An off-duty CHP officer was working as a substitute
Compton P.D. contacted the Firestone Station Street Gang Unit and asked for assistance, since they knew we had photos, etc. for almost all of the Compton Crips gang members, as well as the fact that we had a number of informants in the area. We began to work around the clock on the incident, as we knew that the gun would probably be used in a crime, if we didn’t get it back real quick!
Compton P.D. even transported gang members to our office for interrogation. At one point, George Arthur and I had picked up three gang members who had been present at the crap game. The first one we began to talk to was very hostile and determined not to give anything away. I was trying to get him relaxed enough to have a conversation, so I began to ask him about school, just to get him talking.

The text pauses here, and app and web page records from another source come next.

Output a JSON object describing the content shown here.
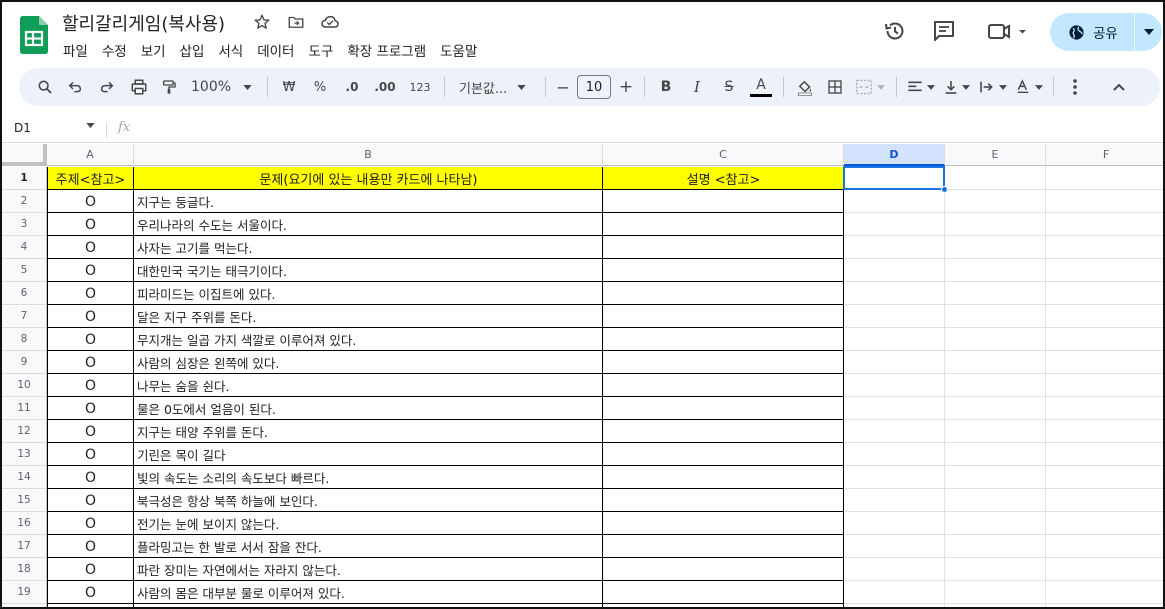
{
  "app": {
    "doc_title": "할리갈리게임(복사용)",
    "brand_color": "#0f9d58",
    "icons": [
      "star-icon",
      "move-to-folder-icon",
      "cloud-status-icon"
    ]
  },
  "menu": [
    "파일",
    "수정",
    "보기",
    "삽입",
    "서식",
    "데이터",
    "도구",
    "확장 프로그램",
    "도움말"
  ],
  "top_right": {
    "history_icon": "history-icon",
    "comments_icon": "comments-icon",
    "meet_icon": "video-call-icon",
    "share_label": "공유",
    "share_color": "#c2e7ff"
  },
  "toolbar": {
    "zoom": "100%",
    "currency": "₩",
    "percent": "%",
    "dec_decrease": ".0",
    "dec_increase": ".00",
    "number_format": "123",
    "font": "기본값...",
    "font_size": "10",
    "minus": "−",
    "plus": "+",
    "bold": "B",
    "italic": "I",
    "strike": "S",
    "text_color": "A",
    "text_color_swatch": "#000000"
  },
  "formula_bar": {
    "name_box": "D1",
    "fx": "fx",
    "value": ""
  },
  "columns": [
    "A",
    "B",
    "C",
    "D",
    "E",
    "F"
  ],
  "selected_column": "D",
  "rows": [
    {
      "n": "1",
      "a": "주제<참고>",
      "b": "문제(요기에 있는 내용만 카드에 나타남)",
      "c": "설명 <참고>"
    },
    {
      "n": "2",
      "a": "O",
      "b": "지구는 둥글다.",
      "c": ""
    },
    {
      "n": "3",
      "a": "O",
      "b": "우리나라의 수도는 서울이다.",
      "c": ""
    },
    {
      "n": "4",
      "a": "O",
      "b": "사자는 고기를 먹는다.",
      "c": ""
    },
    {
      "n": "5",
      "a": "O",
      "b": "대한민국 국기는 태극기이다.",
      "c": ""
    },
    {
      "n": "6",
      "a": "O",
      "b": "피라미드는 이집트에 있다.",
      "c": ""
    },
    {
      "n": "7",
      "a": "O",
      "b": "달은 지구 주위를 돈다.",
      "c": ""
    },
    {
      "n": "8",
      "a": "O",
      "b": "무지개는 일곱 가지 색깔로 이루어져 있다.",
      "c": ""
    },
    {
      "n": "9",
      "a": "O",
      "b": "사람의 심장은 왼쪽에 있다.",
      "c": ""
    },
    {
      "n": "10",
      "a": "O",
      "b": "나무는 숨을 쉰다.",
      "c": ""
    },
    {
      "n": "11",
      "a": "O",
      "b": "물은 0도에서 얼음이 된다.",
      "c": ""
    },
    {
      "n": "12",
      "a": "O",
      "b": "지구는 태양 주위를 돈다.",
      "c": ""
    },
    {
      "n": "13",
      "a": "O",
      "b": "기린은 목이 길다",
      "c": ""
    },
    {
      "n": "14",
      "a": "O",
      "b": "빛의 속도는 소리의 속도보다 빠르다.",
      "c": ""
    },
    {
      "n": "15",
      "a": "O",
      "b": "북극성은 항상 북쪽 하늘에 보인다.",
      "c": ""
    },
    {
      "n": "16",
      "a": "O",
      "b": "전기는 눈에 보이지 않는다.",
      "c": ""
    },
    {
      "n": "17",
      "a": "O",
      "b": "플라밍고는 한 발로 서서 잠을 잔다.",
      "c": ""
    },
    {
      "n": "18",
      "a": "O",
      "b": "파란 장미는 자연에서는 자라지 않는다.",
      "c": ""
    },
    {
      "n": "19",
      "a": "O",
      "b": "사람의 몸은 대부분 물로 이루어져 있다.",
      "c": ""
    }
  ],
  "colors": {
    "header_fill": "#ffff00",
    "selection": "#1a73e8",
    "toolbar_bg": "#edf2fa"
  }
}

I asked him what kind of grades was he receiving at Centennial H.S. and he replied, “A’s and B’s.” I’m thinking to myself, “Sure you are.” I then asked him, “What courses are you taking in school?” The subject literally pushed back in his chair and defiantly shouted, “I didn’t take nothing, they give them to me!” I fell flat on my desk, laughing so hard I was crying, and every time I started to talk to him I would start laughing again. The subject is looking at me like I’m crazy. I told Arthur to finish the interview and he began to laugh every time he started to ask the subject a question, too. We had to take a 20-minute break before we could finish the interview.
Unfortunately, we were unsuccessful in locating the
stolen gun before it could be used in a crime. Two of the Crips, who had been
involved in the attack on the CHP officer, were later apprehended, after they
went up to